Copy out, from the entries below, each line holding the string "location".

(Source data)

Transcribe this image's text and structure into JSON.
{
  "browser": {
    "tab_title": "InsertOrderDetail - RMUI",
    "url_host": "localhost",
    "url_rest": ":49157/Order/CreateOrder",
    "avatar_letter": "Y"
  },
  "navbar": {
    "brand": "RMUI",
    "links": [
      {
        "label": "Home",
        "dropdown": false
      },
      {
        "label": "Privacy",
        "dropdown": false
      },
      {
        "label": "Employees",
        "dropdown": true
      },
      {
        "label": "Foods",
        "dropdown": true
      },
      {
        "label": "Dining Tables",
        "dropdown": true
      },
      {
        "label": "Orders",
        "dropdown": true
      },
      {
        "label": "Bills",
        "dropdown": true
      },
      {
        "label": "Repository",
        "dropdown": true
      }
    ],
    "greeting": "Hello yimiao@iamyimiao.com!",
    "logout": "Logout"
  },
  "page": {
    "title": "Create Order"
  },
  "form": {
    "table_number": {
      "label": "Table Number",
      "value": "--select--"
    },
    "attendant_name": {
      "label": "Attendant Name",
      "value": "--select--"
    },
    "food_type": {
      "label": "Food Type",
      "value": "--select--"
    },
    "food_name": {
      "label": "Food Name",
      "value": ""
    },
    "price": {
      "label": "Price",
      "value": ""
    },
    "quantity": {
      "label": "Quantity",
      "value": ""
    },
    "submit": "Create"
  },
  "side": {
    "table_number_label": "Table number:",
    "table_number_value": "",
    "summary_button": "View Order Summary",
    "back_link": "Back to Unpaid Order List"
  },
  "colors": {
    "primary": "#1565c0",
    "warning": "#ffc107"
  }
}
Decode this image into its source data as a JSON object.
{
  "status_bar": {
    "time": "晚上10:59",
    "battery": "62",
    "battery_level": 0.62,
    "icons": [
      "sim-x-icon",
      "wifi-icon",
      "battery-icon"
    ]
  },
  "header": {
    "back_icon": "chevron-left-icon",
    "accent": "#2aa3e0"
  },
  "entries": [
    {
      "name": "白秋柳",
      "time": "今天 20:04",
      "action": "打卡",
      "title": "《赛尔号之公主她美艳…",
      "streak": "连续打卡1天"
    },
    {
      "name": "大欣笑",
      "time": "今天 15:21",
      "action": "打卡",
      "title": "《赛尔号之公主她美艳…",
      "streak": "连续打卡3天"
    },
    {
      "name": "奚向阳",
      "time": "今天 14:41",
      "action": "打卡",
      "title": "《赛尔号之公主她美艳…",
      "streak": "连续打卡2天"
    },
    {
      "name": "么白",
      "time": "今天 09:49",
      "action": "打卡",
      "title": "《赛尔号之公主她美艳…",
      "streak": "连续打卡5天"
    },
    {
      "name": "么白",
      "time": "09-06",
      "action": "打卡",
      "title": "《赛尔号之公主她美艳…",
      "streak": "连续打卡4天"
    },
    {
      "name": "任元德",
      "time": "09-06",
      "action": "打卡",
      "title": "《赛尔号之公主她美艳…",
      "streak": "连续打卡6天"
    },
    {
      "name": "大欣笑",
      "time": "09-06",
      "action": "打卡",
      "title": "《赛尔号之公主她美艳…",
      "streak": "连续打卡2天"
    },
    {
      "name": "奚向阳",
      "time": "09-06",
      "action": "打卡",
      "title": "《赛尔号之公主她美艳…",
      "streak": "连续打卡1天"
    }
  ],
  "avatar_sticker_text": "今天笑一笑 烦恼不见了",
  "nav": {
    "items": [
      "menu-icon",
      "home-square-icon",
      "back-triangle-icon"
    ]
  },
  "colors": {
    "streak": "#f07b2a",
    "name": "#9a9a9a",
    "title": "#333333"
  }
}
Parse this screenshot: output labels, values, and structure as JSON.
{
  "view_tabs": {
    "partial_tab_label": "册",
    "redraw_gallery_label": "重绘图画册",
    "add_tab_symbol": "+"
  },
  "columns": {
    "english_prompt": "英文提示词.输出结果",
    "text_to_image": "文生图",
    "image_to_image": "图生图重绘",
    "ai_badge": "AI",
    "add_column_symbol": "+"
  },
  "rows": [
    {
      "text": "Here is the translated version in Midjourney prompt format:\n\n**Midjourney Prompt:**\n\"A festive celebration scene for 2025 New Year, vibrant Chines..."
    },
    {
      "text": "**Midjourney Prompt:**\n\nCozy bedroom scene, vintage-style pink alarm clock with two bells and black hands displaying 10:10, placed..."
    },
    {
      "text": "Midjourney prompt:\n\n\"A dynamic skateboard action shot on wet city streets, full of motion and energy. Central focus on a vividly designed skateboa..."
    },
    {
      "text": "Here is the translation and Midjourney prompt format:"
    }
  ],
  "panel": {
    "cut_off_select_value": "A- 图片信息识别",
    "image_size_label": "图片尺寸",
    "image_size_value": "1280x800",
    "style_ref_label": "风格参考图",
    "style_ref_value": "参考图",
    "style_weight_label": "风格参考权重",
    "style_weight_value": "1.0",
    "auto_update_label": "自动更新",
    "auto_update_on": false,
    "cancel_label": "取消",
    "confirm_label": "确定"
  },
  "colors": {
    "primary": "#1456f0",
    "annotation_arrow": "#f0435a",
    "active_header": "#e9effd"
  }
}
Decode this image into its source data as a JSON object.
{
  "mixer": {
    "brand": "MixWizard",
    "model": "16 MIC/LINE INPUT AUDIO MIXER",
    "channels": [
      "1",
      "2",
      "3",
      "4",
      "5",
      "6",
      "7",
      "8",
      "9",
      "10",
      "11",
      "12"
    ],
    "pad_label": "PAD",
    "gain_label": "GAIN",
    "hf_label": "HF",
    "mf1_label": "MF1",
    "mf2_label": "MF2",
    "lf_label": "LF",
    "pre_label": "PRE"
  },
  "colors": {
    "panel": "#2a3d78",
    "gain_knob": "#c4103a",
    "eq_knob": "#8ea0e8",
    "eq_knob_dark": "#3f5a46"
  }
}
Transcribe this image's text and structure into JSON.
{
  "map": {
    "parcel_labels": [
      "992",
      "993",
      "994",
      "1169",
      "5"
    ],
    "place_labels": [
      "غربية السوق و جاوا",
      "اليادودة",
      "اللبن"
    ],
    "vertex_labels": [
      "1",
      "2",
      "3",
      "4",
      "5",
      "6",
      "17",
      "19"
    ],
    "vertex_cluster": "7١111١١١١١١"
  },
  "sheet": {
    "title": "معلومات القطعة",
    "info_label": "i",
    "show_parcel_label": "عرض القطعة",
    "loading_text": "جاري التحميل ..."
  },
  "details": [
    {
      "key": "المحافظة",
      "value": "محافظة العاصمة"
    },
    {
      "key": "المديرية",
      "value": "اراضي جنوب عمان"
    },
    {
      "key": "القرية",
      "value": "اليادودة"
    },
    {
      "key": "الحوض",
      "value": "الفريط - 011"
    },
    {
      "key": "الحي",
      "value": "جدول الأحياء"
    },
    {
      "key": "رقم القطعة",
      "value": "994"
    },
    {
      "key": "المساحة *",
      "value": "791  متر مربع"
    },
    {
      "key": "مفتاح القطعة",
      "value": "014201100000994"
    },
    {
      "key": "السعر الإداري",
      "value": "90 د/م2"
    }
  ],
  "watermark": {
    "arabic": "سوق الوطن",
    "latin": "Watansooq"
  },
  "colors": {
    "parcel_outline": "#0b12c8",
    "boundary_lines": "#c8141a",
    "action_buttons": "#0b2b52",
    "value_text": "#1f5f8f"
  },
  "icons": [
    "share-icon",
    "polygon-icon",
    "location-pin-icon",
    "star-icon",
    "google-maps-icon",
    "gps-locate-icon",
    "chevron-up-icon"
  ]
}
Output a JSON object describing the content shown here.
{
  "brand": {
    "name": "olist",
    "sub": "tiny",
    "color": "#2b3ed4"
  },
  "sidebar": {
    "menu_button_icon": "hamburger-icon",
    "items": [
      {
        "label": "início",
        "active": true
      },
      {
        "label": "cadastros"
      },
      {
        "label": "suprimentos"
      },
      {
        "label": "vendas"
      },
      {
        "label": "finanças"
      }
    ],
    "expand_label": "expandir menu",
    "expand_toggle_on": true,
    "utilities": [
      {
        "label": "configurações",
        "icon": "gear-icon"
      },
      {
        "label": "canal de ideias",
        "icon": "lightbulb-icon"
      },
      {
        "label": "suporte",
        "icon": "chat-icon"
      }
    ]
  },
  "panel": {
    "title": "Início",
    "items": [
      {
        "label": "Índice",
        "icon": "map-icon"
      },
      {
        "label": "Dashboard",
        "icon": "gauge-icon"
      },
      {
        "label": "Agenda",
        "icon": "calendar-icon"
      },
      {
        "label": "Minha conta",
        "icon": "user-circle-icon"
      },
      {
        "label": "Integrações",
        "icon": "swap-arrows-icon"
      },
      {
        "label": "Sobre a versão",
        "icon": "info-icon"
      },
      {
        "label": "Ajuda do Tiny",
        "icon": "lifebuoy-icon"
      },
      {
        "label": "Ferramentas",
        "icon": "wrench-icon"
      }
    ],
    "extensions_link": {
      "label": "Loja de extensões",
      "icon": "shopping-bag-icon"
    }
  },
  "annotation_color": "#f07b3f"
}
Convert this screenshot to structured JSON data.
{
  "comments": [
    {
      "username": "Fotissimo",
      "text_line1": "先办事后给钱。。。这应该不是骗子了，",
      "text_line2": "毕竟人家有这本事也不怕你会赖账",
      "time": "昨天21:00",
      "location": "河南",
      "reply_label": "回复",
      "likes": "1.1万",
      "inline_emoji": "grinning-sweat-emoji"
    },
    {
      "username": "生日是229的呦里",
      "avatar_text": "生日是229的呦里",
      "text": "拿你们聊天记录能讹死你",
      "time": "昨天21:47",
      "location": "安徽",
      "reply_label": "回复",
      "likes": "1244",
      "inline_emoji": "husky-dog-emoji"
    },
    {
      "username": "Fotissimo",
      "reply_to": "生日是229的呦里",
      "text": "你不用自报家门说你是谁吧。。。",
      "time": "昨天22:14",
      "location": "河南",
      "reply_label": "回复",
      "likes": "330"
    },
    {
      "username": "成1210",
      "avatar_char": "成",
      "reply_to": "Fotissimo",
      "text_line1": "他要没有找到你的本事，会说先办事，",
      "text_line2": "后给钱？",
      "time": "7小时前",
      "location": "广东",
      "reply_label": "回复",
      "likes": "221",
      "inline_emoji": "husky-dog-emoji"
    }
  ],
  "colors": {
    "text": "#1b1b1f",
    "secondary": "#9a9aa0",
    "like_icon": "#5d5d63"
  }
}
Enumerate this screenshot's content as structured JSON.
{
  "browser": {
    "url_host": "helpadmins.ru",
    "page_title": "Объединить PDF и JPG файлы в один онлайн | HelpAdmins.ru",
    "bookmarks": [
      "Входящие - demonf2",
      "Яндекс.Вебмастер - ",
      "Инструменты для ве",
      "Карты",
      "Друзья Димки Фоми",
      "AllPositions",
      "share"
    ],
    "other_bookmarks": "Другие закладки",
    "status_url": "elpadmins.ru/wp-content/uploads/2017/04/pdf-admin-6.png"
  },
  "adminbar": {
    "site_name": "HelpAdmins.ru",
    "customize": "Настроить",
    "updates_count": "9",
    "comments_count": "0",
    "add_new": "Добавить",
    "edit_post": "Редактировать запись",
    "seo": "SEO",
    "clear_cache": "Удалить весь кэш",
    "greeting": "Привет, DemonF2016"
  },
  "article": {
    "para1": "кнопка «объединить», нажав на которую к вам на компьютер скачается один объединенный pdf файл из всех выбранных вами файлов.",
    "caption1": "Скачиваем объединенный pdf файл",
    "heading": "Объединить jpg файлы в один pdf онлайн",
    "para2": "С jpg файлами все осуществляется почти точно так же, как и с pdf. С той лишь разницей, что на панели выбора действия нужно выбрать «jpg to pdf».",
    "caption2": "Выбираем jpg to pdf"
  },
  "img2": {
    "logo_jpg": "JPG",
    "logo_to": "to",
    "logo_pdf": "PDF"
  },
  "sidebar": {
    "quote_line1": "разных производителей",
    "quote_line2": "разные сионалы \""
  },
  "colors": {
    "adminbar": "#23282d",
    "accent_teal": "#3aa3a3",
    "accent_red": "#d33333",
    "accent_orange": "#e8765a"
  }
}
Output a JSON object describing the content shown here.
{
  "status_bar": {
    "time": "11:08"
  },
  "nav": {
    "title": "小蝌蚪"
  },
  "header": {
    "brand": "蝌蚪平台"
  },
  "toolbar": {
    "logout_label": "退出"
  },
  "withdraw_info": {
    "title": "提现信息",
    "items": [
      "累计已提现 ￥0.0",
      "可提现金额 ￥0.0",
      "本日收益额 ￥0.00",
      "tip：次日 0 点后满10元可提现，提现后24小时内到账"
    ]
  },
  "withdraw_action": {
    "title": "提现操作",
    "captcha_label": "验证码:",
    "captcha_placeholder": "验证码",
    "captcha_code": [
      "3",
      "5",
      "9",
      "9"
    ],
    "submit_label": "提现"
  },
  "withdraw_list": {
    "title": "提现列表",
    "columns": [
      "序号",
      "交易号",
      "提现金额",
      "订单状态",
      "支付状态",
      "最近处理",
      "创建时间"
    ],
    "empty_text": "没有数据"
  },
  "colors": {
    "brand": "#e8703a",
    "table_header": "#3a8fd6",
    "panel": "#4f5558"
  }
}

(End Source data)

=== Exercise result ===
    "location-pin-icon",
      "location": "河南",
      "location": "安徽",
      "location": "河南",
      "location": "广东",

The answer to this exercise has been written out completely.